One of the biggest reasons for buying a 3D printer is for the convenient, custom manufacturing. If you can dream and design a concept, you can print it.

There are several CAD (3D design programs) that work for designing 3D printable models. These programs vary in levels of detail and difficulty, spanning from simple shape-building programs to intense design programs used by professional designers around the world.

We’ve compiled a list of our favorite design programs, but you can find more program recommendations here. You can also read Shapeway’s guide to designing here.

TinkerCAD

There’s a reason we often mention TinkerCAD. It’s fun, colorful, kid-friendly, and easy to use. This web-based design program is free, too! If you’re completely green when it comes to 3D design, TinkerCAD is your best bet. Be sure to check out the tutorial designs provided through the site and the how-to guide we wrote specifically for MOD-t users!

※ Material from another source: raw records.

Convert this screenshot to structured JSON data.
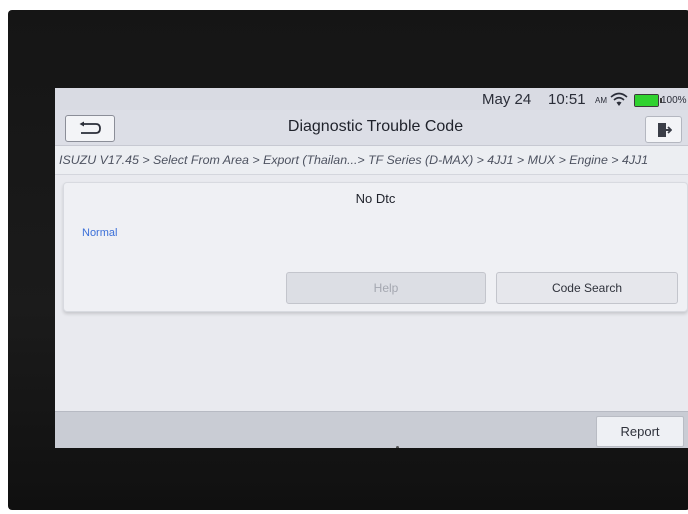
{
  "status_bar": {
    "date": "May 24",
    "time": "10:51",
    "ampm": "AM",
    "battery_text": "100%",
    "battery_level": 1.0,
    "wifi_icon": "wifi-icon"
  },
  "header": {
    "title": "Diagnostic Trouble Code",
    "back_icon": "back-arrow-icon",
    "exit_icon": "exit-icon"
  },
  "breadcrumb": {
    "path": "ISUZU V17.45 > Select From Area > Export (Thailan...> TF Series (D-MAX) > 4JJ1 > MUX > Engine > 4JJ1"
  },
  "result_panel": {
    "title": "No Dtc",
    "status": "Normal",
    "help_label": "Help",
    "code_search_label": "Code Search"
  },
  "footer": {
    "report_label": "Report"
  },
  "colors": {
    "accent_blue": "#3b6fd8",
    "battery_green": "#2fd12f"
  }
}
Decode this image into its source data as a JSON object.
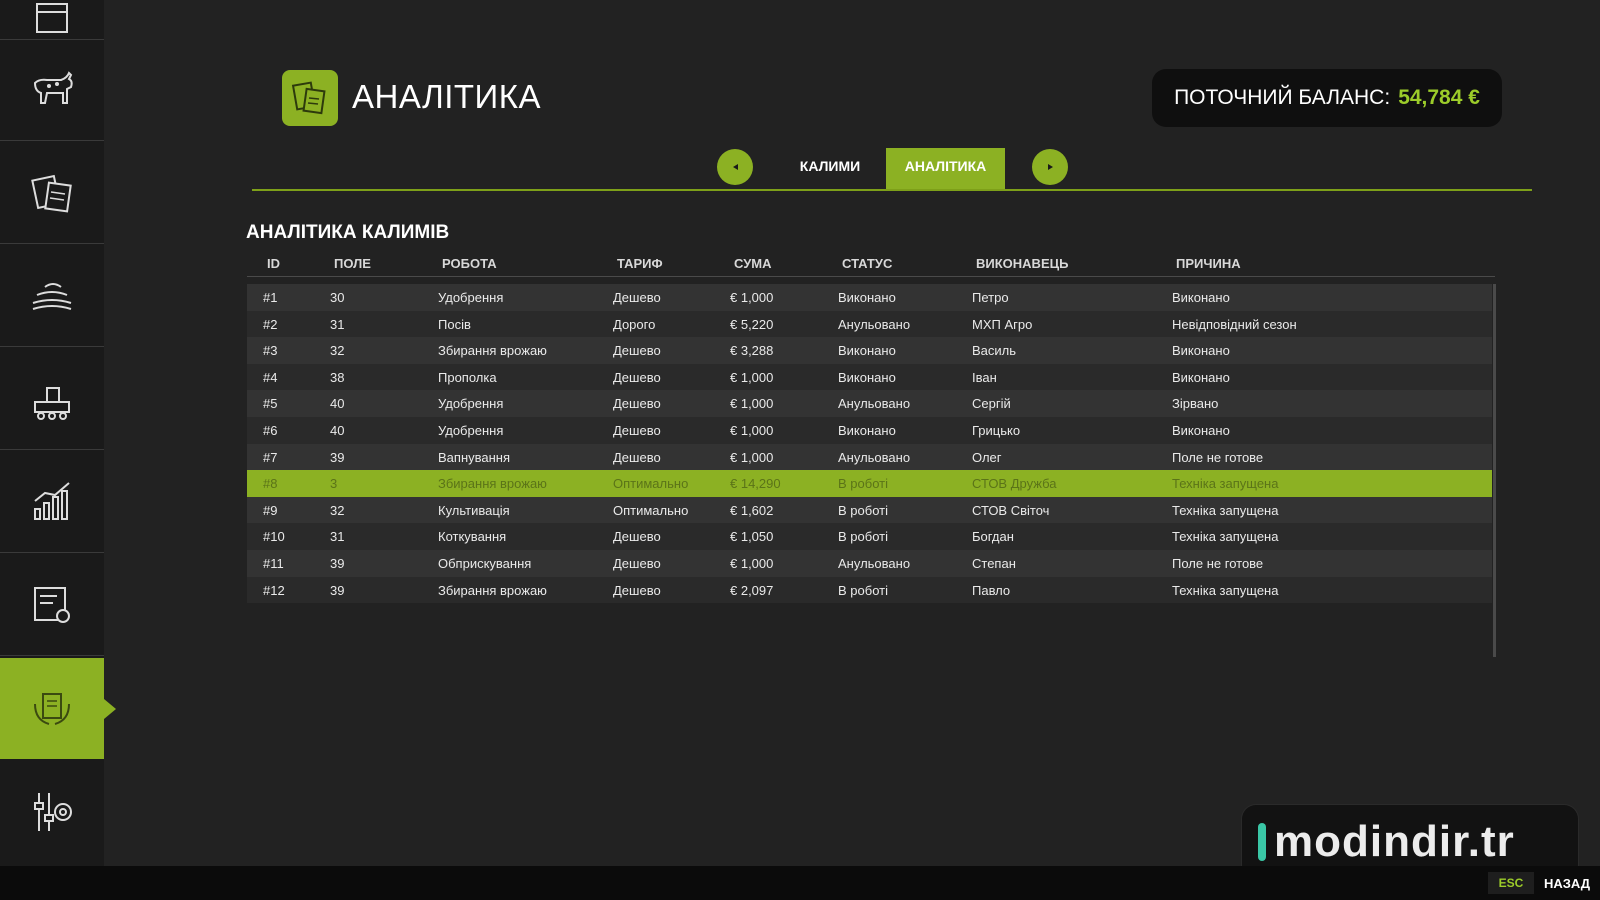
{
  "header": {
    "title": "АНАЛІТИКА",
    "balance_label": "ПОТОЧНИЙ БАЛАНС:",
    "balance_value": "54,784 €"
  },
  "tabs": [
    {
      "label": "КАЛИМИ",
      "active": false
    },
    {
      "label": "АНАЛІТИКА",
      "active": true
    }
  ],
  "section_title": "АНАЛІТИКА КАЛИМІВ",
  "table": {
    "columns": [
      "ID",
      "ПОЛЕ",
      "РОБОТА",
      "ТАРИФ",
      "СУМА",
      "СТАТУС",
      "ВИКОНАВЕЦЬ",
      "ПРИЧИНА"
    ],
    "rows": [
      [
        "#1",
        "30",
        "Удобрення",
        "Дешево",
        "€ 1,000",
        "Виконано",
        "Петро",
        "Виконано"
      ],
      [
        "#2",
        "31",
        "Посів",
        "Дорого",
        "€ 5,220",
        "Анульовано",
        "МХП Агро",
        "Невідповідний сезон"
      ],
      [
        "#3",
        "32",
        "Збирання врожаю",
        "Дешево",
        "€ 3,288",
        "Виконано",
        "Василь",
        "Виконано"
      ],
      [
        "#4",
        "38",
        "Прополка",
        "Дешево",
        "€ 1,000",
        "Виконано",
        "Іван",
        "Виконано"
      ],
      [
        "#5",
        "40",
        "Удобрення",
        "Дешево",
        "€ 1,000",
        "Анульовано",
        "Сергій",
        "Зірвано"
      ],
      [
        "#6",
        "40",
        "Удобрення",
        "Дешево",
        "€ 1,000",
        "Виконано",
        "Грицько",
        "Виконано"
      ],
      [
        "#7",
        "39",
        "Вапнування",
        "Дешево",
        "€ 1,000",
        "Анульовано",
        "Олег",
        "Поле не готове"
      ],
      [
        "#8",
        "3",
        "Збирання врожаю",
        "Оптимально",
        "€ 14,290",
        "В роботі",
        "СТОВ Дружба",
        "Техніка запущена"
      ],
      [
        "#9",
        "32",
        "Культивація",
        "Оптимально",
        "€ 1,602",
        "В роботі",
        "СТОВ Світоч",
        "Техніка запущена"
      ],
      [
        "#10",
        "31",
        "Коткування",
        "Дешево",
        "€ 1,050",
        "В роботі",
        "Богдан",
        "Техніка запущена"
      ],
      [
        "#11",
        "39",
        "Обприскування",
        "Дешево",
        "€ 1,000",
        "Анульовано",
        "Степан",
        "Поле не готове"
      ],
      [
        "#12",
        "39",
        "Збирання врожаю",
        "Дешево",
        "€ 2,097",
        "В роботі",
        "Павло",
        "Техніка запущена"
      ]
    ],
    "highlighted_row": 7
  },
  "sidebar": {
    "items": [
      {
        "icon": "calendar-icon"
      },
      {
        "icon": "animals-icon"
      },
      {
        "icon": "contracts-icon"
      },
      {
        "icon": "production-icon"
      },
      {
        "icon": "factory-icon"
      },
      {
        "icon": "statistics-icon"
      },
      {
        "icon": "vehicle-finance-icon"
      },
      {
        "icon": "farm-contracts-icon",
        "active": true
      },
      {
        "icon": "settings-icon"
      }
    ]
  },
  "watermark": "modindir.tr",
  "footer": {
    "esc_label": "ESC",
    "back_label": "НАЗАД"
  },
  "colors": {
    "accent": "#8cb123",
    "balance": "#9ccc2a",
    "watermark_bar": "#3ac7a6"
  }
}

CAD Programs
TinkerCAD offers awesome tutorials to help you sharpen your skills.

Sketchup

Sketchup is widely used in classrooms, offices, and art studios. The downloadable (and free!) program is great for 3D modeling of all types. From architectural renderings to 3D printable designs, the possibilities of Sketchup projects are endless. Because it’s a commonly used program, there are also an abundance of Sketchup tutorials available online. One thing to note: Sketchup designs are often hollow, unlike Tinkercad models which have a solid infill.

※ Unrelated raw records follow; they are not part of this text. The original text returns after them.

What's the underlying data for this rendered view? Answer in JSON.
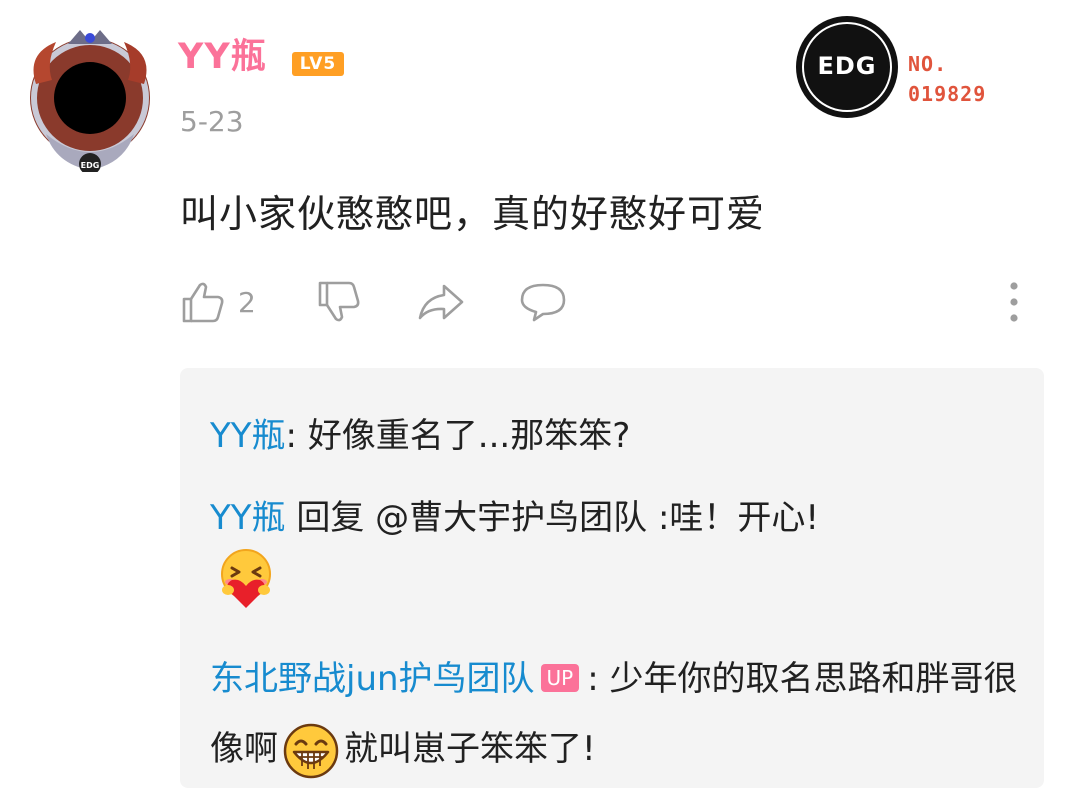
{
  "author": {
    "name": "YY瓶",
    "level": "LV5",
    "date": "5-23"
  },
  "fan_medal": {
    "logo": "EDG",
    "label": "NO.",
    "number": "019829"
  },
  "comment": {
    "text": "叫小家伙憨憨吧，真的好憨好可爱"
  },
  "actions": {
    "like_count": "2"
  },
  "replies": [
    {
      "name": "YY瓶",
      "sep": ": ",
      "text": "好像重名了...那笨笨?"
    },
    {
      "name": "YY瓶",
      "text": " 回复 @曹大宇护鸟团队 :哇！开心!"
    },
    {
      "name": "东北野战jun护鸟团队",
      "badge": "UP",
      "text_a": ": 少年你的取名思路和胖哥很像啊",
      "text_b": "就叫崽子笨笨了!"
    }
  ],
  "colors": {
    "username": "#fb7299",
    "level_badge": "#ff9f24",
    "reply_name": "#178bcf",
    "up_badge": "#fb7299",
    "fan_number": "#e0543c",
    "muted": "#9e9e9e"
  },
  "icons": [
    "thumbs-up-icon",
    "thumbs-down-icon",
    "share-icon",
    "reply-icon",
    "more-icon",
    "hug-emoji",
    "grin-emoji"
  ]
}
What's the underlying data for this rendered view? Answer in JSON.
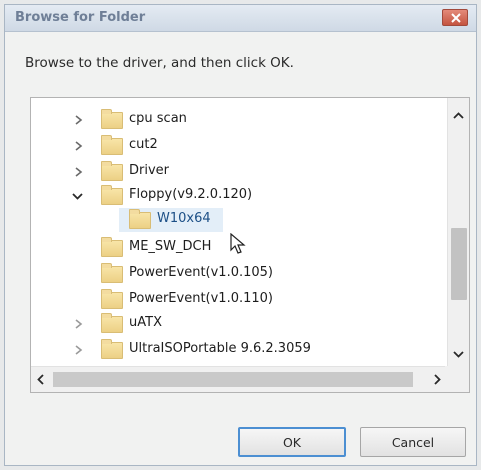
{
  "window": {
    "title": "Browse for Folder"
  },
  "instruction": "Browse to the driver, and then click OK.",
  "tree": {
    "items": [
      {
        "label": "cpu scan",
        "expanded": false,
        "has_chevron": true
      },
      {
        "label": "cut2",
        "expanded": false,
        "has_chevron": true
      },
      {
        "label": "Driver",
        "expanded": false,
        "has_chevron": true
      },
      {
        "label": "Floppy(v9.2.0.120)",
        "expanded": true,
        "has_chevron": true
      },
      {
        "label": "W10x64",
        "selected": true,
        "child": true
      },
      {
        "label": "ME_SW_DCH",
        "has_chevron": false
      },
      {
        "label": "PowerEvent(v1.0.105)",
        "has_chevron": false
      },
      {
        "label": "PowerEvent(v1.0.110)",
        "has_chevron": false
      },
      {
        "label": "uATX",
        "expanded": false,
        "has_chevron": true
      },
      {
        "label": "UltraISOPortable 9.6.2.3059",
        "expanded": false,
        "has_chevron": true
      }
    ]
  },
  "buttons": {
    "ok": "OK",
    "cancel": "Cancel"
  },
  "colors": {
    "selection": "#e3eef8",
    "focus_border": "#4c8fd2",
    "folder": "#ecd085"
  }
}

sketchup

OpenSCAD

OpenSCAD is an awesome tool for parents and educators who want to combine 3D design with coding. OpenSCAD allows you to create a 3D model by typing in code line by line. It might sound intimidating, but, like many of these programs, there are many online resources to help new designers out. Check out this OpenSCAD tutorial on the basics of designing.

openscad-screenshot

BlockCAD

BlockCAD is a downloadable CAD program that feels like a combination of building blocks, Minecraft, and OpenSCAD. It’s very simple and doesn’t allow for much manipulation, but the block-style of building is approachable and easy to use – perfect for younger designers! The program is free, but the creator asks that fans of BlockCAD voluntarily send him a postcard and a LEGO as a token of appreciation.

CAD

Advanced Programs

Once you’ve mastered some of these easier programs, you might want to test your design savvy and explore your imagination with a more advanced CAD program. We recommend Solidworks. This is the program professional designers use and learning to design on Solidworks is an incredibly useful skill. A less advanced, free alternative isBlender. Both Blender and Solidworks have plenty of online resources, too.